Certain medicines should not be used at or around the time of eating food or eating certain types of food since interactions may occur. Using alcohol or tobacco with certain medicines may also cause interactions to occur. Discuss with your healthcare professional the use of your medicine with food, alcohol, or tobacco.
Other medical problems
The presence of other medical problems may affect the use of medicines in this class. Make sure you tell your doctor if you have any other medical problems, especially:
To help clear up your infection completely, aminoglycosides must be given for the full time of treatment, even if you begin to feel better after a few days. Also, this medicine works best when there is a certain amount in the blood or urine. To help keep the correct level, aminoglycosides must be given on a regular schedule.
The dose medicines in this class will be different for different patients. Follow your doctor's orders or the directions on the label. The following information includes only the average doses of these medicines. If your dose is different, do not change it unless your doctor tells you to do so.

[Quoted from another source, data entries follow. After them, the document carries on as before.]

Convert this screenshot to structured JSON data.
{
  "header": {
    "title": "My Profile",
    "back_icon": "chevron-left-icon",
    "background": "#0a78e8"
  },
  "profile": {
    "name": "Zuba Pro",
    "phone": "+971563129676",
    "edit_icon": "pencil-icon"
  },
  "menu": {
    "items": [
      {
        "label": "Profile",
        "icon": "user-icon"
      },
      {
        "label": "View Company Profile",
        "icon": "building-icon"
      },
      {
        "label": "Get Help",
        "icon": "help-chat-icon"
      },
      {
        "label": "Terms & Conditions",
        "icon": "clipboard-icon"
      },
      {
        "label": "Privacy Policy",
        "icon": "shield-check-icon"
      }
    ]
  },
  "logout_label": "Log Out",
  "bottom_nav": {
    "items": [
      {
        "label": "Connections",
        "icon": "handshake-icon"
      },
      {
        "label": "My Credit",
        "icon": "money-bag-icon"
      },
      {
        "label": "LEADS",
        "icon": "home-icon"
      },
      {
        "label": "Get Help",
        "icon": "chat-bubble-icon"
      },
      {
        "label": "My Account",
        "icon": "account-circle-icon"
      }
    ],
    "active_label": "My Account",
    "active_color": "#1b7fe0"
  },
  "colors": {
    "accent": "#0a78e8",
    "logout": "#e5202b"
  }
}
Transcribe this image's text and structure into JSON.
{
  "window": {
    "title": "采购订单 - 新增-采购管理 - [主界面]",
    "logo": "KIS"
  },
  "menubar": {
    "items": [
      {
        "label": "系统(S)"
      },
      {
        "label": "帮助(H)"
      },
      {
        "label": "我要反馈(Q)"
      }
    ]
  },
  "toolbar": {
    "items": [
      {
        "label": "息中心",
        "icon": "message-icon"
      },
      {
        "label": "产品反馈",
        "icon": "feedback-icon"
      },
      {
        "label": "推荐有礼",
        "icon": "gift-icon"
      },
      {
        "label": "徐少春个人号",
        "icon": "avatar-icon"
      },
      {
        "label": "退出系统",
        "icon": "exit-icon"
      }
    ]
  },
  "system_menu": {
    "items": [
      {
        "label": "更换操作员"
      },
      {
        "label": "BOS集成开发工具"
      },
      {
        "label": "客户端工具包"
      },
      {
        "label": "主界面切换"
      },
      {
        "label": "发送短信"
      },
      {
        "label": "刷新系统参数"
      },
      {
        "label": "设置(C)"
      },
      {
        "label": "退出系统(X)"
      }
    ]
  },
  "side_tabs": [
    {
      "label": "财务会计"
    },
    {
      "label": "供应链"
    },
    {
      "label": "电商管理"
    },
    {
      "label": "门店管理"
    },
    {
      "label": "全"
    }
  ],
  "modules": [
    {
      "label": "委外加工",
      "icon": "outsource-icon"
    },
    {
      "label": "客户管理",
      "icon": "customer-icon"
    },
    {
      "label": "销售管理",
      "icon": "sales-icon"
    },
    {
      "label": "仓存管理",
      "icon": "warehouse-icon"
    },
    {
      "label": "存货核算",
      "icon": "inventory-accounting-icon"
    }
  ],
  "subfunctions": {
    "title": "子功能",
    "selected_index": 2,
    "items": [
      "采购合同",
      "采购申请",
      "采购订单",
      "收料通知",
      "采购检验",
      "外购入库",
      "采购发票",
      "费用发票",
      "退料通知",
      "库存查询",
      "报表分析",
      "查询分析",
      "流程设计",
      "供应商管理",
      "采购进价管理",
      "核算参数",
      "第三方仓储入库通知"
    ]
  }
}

The amount of medicine that you take depends on the strength of the medicine. Also, the number of doses you take each day, the time allowed between doses, and the length of time you take the medicine depend on the medical problem for which you are using the medicine.
The dose of most aminoglycosides is based on body weight and must be determined by your doctor. The medicine is injected into a muscle or vein. Depending on the aminoglycoside prescribed, doses are given at different times and for different lengths of time. These times are as follows:
Along with its needed effects, a medicine may cause some unwanted effects. Although not all of these side effects may occur, if they do occur they may need medical attention.
Check with your doctor immediately if any of the following side effects occur:
In addition, leg cramps, skin rash, fever, and convulsions (seizures) may occur when gentamicin is given by injection into the muscle or a vein, and into the spinal fluid.
After you stop using this medicine, it may still produce some side effects that need attention. During this period of time, check with your doctor immediately if you notice the following side effects:
Other side effects not listed may also occur in some patients. If you notice any other effects, check with your healthcare professional.
Call your doctor for medical advice about side effects. You may report side effects to the FDA at 1-800-FDA-1088.